Textual research is a complex process, and it does not end with identifying some appropriate sources. A text, once identified as useful, can be the starting point of a vein of useful resources that stretch across databases, journals, and fields. This article will help you figure out what to do once you get through the database and start finding articles that may be useful.
Thursday, July 21, 2016 Anna Lee Writing Commons Book Genres STEM/Technical Writing 3501
Regardless whether you are an engineer or a writer, a professional or a student, a business person or a scientist, you will be expected to communicate effectively with your supervisors, colleagues, clients, and the public. For most, thatcommunication includes at least an occasional formal presentation.
Successful writers write to win. Whether a writer wants to achieve a particular grade on a paper, persuade a specific audience to adopt an argument, or obtain an interview with a company, a writer writes with a purpose that he or she aims to fulfill. Using rhetorical appeals, particularly in persuasive writing, is a powerful way to persuade an audience.
Why use rhetorical appeals in persuasive writing? Using rhetorical appeals in persuasive writing increases a writer’s chances of achieving his or her purpose. Any rhetorical purpose must be connected to an audience, and rhetorical appeals have been proven to successfully reach and persuade audiences.
Thursday, June 30, 2016 JM Paquette Writing Commons Book Collaboration Works Cited 2980
Did I do this right? A checklist for your Works Cited Page! We get it: formatting can be tough, especially when you’ve been working on a paper for a while and your eyes are starting to cross and the letters are bleeding into one another. If you find yourself nearing the end, use this handy checklist to make sure your Works Cited Page follows all of the rules!
Thursday, June 30, 2016 JM Paquette Writing Commons Book Writing Processes Format MLA 2167
Yes, it’s that time again: MLA has updated the format to account for new advances in technology, namely how to cite online sources. The basics remain the same—cite where the information came from inside some parenthesis and then include the full bibliographic citation on your Works Cited Page. So, nothing to fret over there. So what is different? Mostly the Works Cited Page.

"Use Commas around Nonrestrictive Parenthetical Elements" was written by Joseph Moxley, University of South Florida

You should limit the number of times that you interrupt the flow of a sentence by placing modifying words between the subject and its verb.

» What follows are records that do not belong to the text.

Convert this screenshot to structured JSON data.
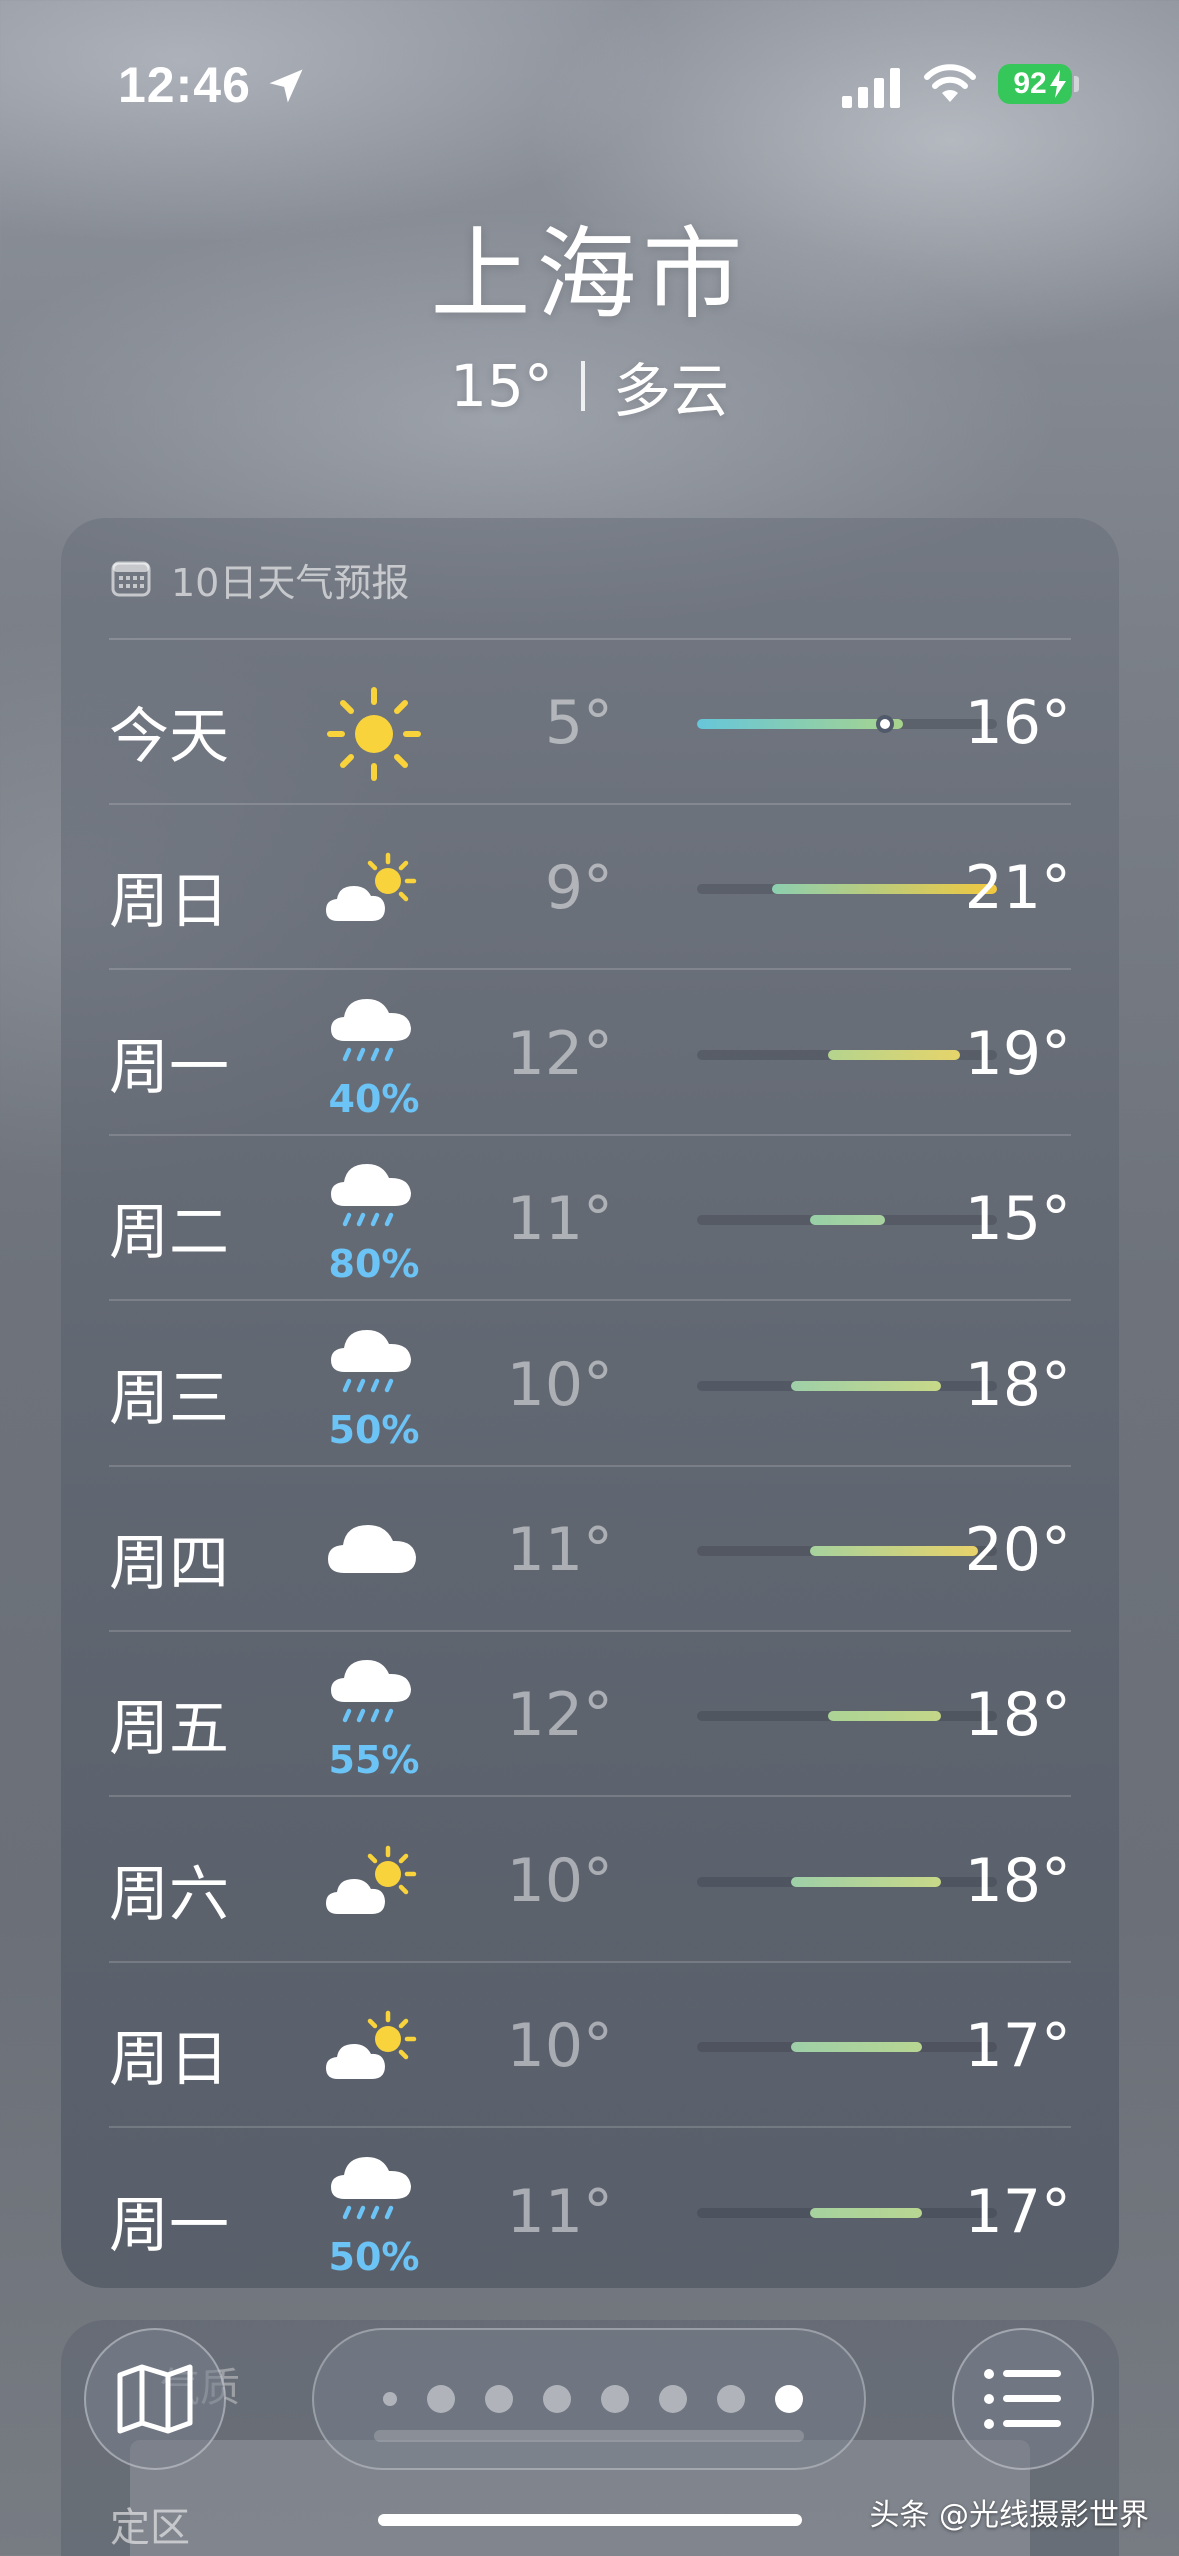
{
  "status_bar": {
    "time": "12:46",
    "battery": "92",
    "location_icon": "location-arrow-icon",
    "signal_icon": "cellular-signal-icon",
    "wifi_icon": "wifi-icon"
  },
  "header": {
    "city": "上海市",
    "temperature": "15°",
    "condition": "多云"
  },
  "forecast": {
    "title": "10日天气预报",
    "title_icon": "calendar-icon",
    "range_min": 5,
    "range_max": 21,
    "days": [
      {
        "day": "今天",
        "icon": "sun-icon",
        "prob": "",
        "low": "5°",
        "high": "16°",
        "low_val": 5,
        "high_val": 16,
        "current_val": 15,
        "colors": [
          "#66c6da",
          "#a8d48c"
        ]
      },
      {
        "day": "周日",
        "icon": "partly-sunny-icon",
        "prob": "",
        "low": "9°",
        "high": "21°",
        "low_val": 9,
        "high_val": 21,
        "colors": [
          "#8ccfb0",
          "#f2c83e"
        ]
      },
      {
        "day": "周一",
        "icon": "rain-icon",
        "prob": "40%",
        "low": "12°",
        "high": "19°",
        "low_val": 12,
        "high_val": 19,
        "colors": [
          "#b4d48e",
          "#e6d46a"
        ]
      },
      {
        "day": "周二",
        "icon": "rain-icon",
        "prob": "80%",
        "low": "11°",
        "high": "15°",
        "low_val": 11,
        "high_val": 15,
        "colors": [
          "#98d0a6",
          "#a8d2a0"
        ]
      },
      {
        "day": "周三",
        "icon": "rain-icon",
        "prob": "50%",
        "low": "10°",
        "high": "18°",
        "low_val": 10,
        "high_val": 18,
        "colors": [
          "#9ed0a8",
          "#c8d888"
        ]
      },
      {
        "day": "周四",
        "icon": "cloud-icon",
        "prob": "",
        "low": "11°",
        "high": "20°",
        "low_val": 11,
        "high_val": 20,
        "colors": [
          "#a6d29e",
          "#e8d26a"
        ]
      },
      {
        "day": "周五",
        "icon": "rain-icon",
        "prob": "55%",
        "low": "12°",
        "high": "18°",
        "low_val": 12,
        "high_val": 18,
        "colors": [
          "#acd496",
          "#c4d688"
        ]
      },
      {
        "day": "周六",
        "icon": "partly-sunny-icon",
        "prob": "",
        "low": "10°",
        "high": "18°",
        "low_val": 10,
        "high_val": 18,
        "colors": [
          "#9ed0a8",
          "#c8d888"
        ]
      },
      {
        "day": "周日",
        "icon": "partly-sunny-icon",
        "prob": "",
        "low": "10°",
        "high": "17°",
        "low_val": 10,
        "high_val": 17,
        "colors": [
          "#9ed0a8",
          "#b8d692"
        ]
      },
      {
        "day": "周一",
        "icon": "rain-icon",
        "prob": "50%",
        "low": "11°",
        "high": "17°",
        "low_val": 11,
        "high_val": 17,
        "colors": [
          "#a6d29e",
          "#b8d692"
        ]
      }
    ]
  },
  "air_quality": {
    "title": "气质",
    "subtitle": "定区"
  },
  "bottom_bar": {
    "map_icon": "map-icon",
    "list_icon": "list-icon",
    "page_count": 8,
    "active_page": 8
  },
  "watermark": "头条 @光线摄影世界"
}
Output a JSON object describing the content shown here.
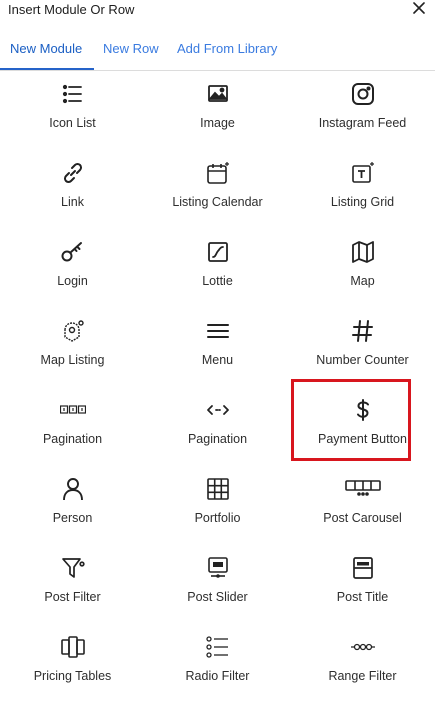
{
  "header": {
    "title": "Insert Module Or Row",
    "close_icon": "close-icon"
  },
  "tabs": [
    {
      "label": "New Module",
      "active": true
    },
    {
      "label": "New Row",
      "active": false
    },
    {
      "label": "Add From Library",
      "active": false
    }
  ],
  "accent_color": "#2563c9",
  "highlight_color": "#d8161e",
  "modules": [
    {
      "label": "Icon List",
      "icon": "icon-list-icon"
    },
    {
      "label": "Image",
      "icon": "image-icon"
    },
    {
      "label": "Instagram Feed",
      "icon": "instagram-icon"
    },
    {
      "label": "Link",
      "icon": "link-icon"
    },
    {
      "label": "Listing Calendar",
      "icon": "calendar-icon"
    },
    {
      "label": "Listing Grid",
      "icon": "grid-text-icon"
    },
    {
      "label": "Login",
      "icon": "key-icon"
    },
    {
      "label": "Lottie",
      "icon": "lottie-icon"
    },
    {
      "label": "Map",
      "icon": "map-icon"
    },
    {
      "label": "Map Listing",
      "icon": "map-pin-icon"
    },
    {
      "label": "Menu",
      "icon": "menu-icon"
    },
    {
      "label": "Number Counter",
      "icon": "hash-icon"
    },
    {
      "label": "Pagination",
      "icon": "pagination-numbers-icon"
    },
    {
      "label": "Pagination",
      "icon": "pagination-arrows-icon"
    },
    {
      "label": "Payment Button",
      "icon": "dollar-icon",
      "highlighted": true
    },
    {
      "label": "Person",
      "icon": "person-icon"
    },
    {
      "label": "Portfolio",
      "icon": "portfolio-grid-icon"
    },
    {
      "label": "Post Carousel",
      "icon": "carousel-icon"
    },
    {
      "label": "Post Filter",
      "icon": "filter-icon"
    },
    {
      "label": "Post Slider",
      "icon": "slider-icon"
    },
    {
      "label": "Post Title",
      "icon": "post-title-icon"
    },
    {
      "label": "Pricing Tables",
      "icon": "pricing-tables-icon"
    },
    {
      "label": "Radio Filter",
      "icon": "radio-filter-icon"
    },
    {
      "label": "Range Filter",
      "icon": "range-filter-icon"
    }
  ]
}
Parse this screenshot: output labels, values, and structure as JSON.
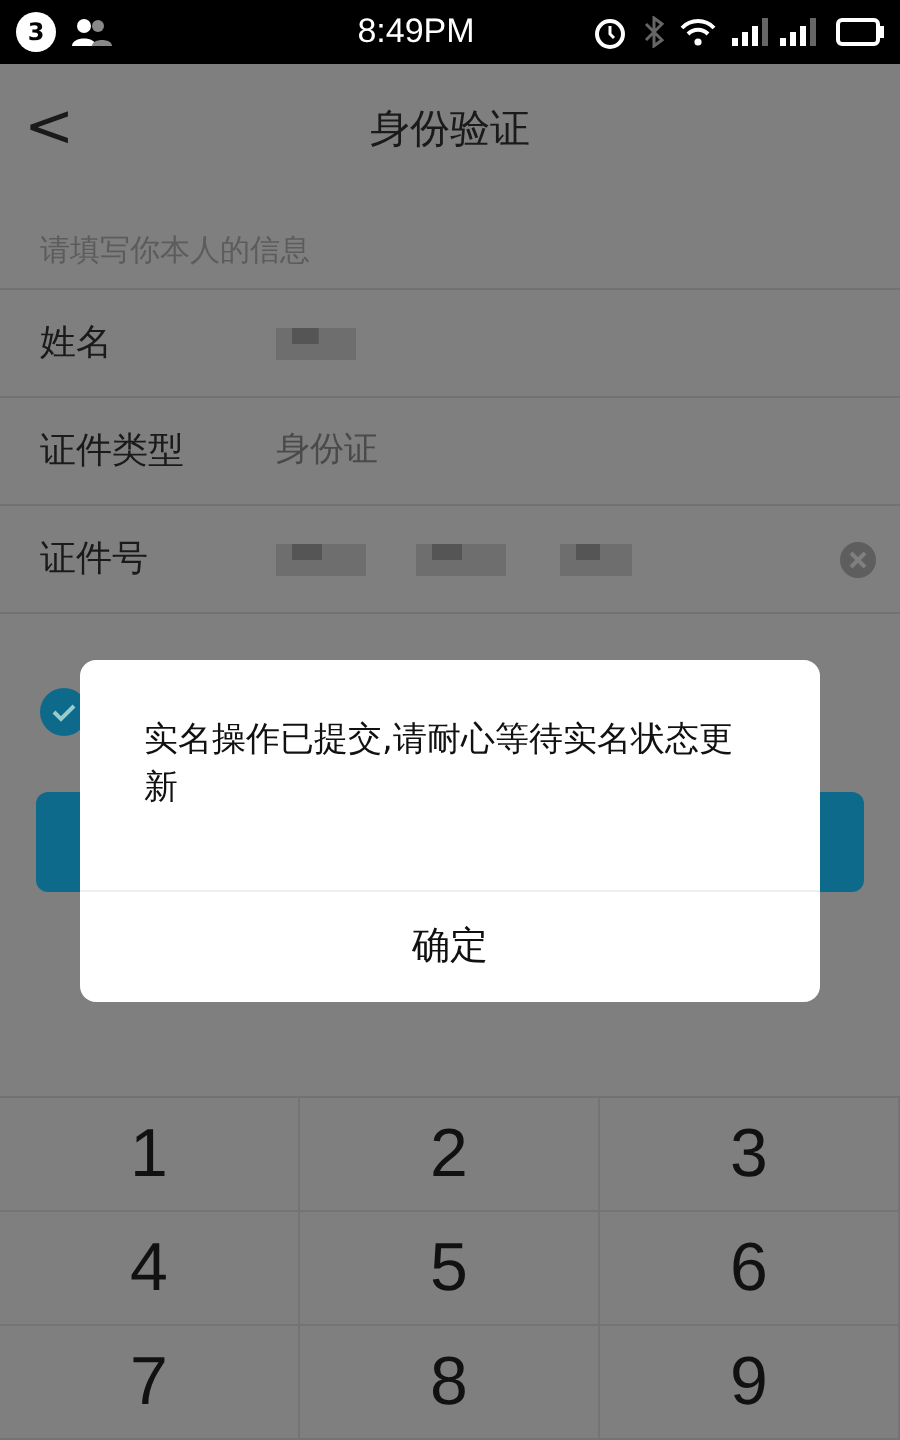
{
  "status_bar": {
    "notification_count": "3",
    "time": "8:49PM"
  },
  "header": {
    "back": "<",
    "title": "身份验证"
  },
  "form": {
    "section_label": "请填写你本人的信息",
    "rows": [
      {
        "label": "姓名",
        "kind": "redacted"
      },
      {
        "label": "证件类型",
        "kind": "text",
        "value": "身份证"
      },
      {
        "label": "证件号",
        "kind": "redacted",
        "clearable": true
      }
    ],
    "agreement": {
      "checked": true
    }
  },
  "dialog": {
    "message": "实名操作已提交,请耐心等待实名状态更新",
    "button": "确定"
  },
  "keypad": {
    "keys": [
      "1",
      "2",
      "3",
      "4",
      "5",
      "6",
      "7",
      "8",
      "9"
    ]
  }
}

When you do introduce such appositives, participial phrases, or adjective phrases or clauses, you must determine whether the modifiers are restrictive or nonrestrictive. Essentially, restrictive modifiers add information that is essential to the meaning of the sentence, whereas nonrestrictive modifiers add information that is not essential. The best way to determine whether a modifier is restrictive or nonrestrictive is to see if taking it out changes the meaning of the sentence.

Restrictive: Lawyers who work for McGullity, Anderson, and Swenson need to take a course in copyediting.

In this case the relative clause is essential to the meaning of the sentence. If you embedded the clause in commas, then the meaning would change, suggesting that all lawyers need a course in copyediting.

Restrictive: The lawyer who has worked on this case for three years thinks that we have no chance of winning.

In this case the relative clause is essential to the meaning of the sentence. In other words, the sentence refers to only the lawyer who has worked on this case. The discussion is restricted to her.

Nonrestrictive: The lawyers, who have an office downtown, think that we have no chance of winning.

Because the location of the lawyer's office is superfluous to the gist of the sentence, it should be set off by commas.

 

Other comma resources: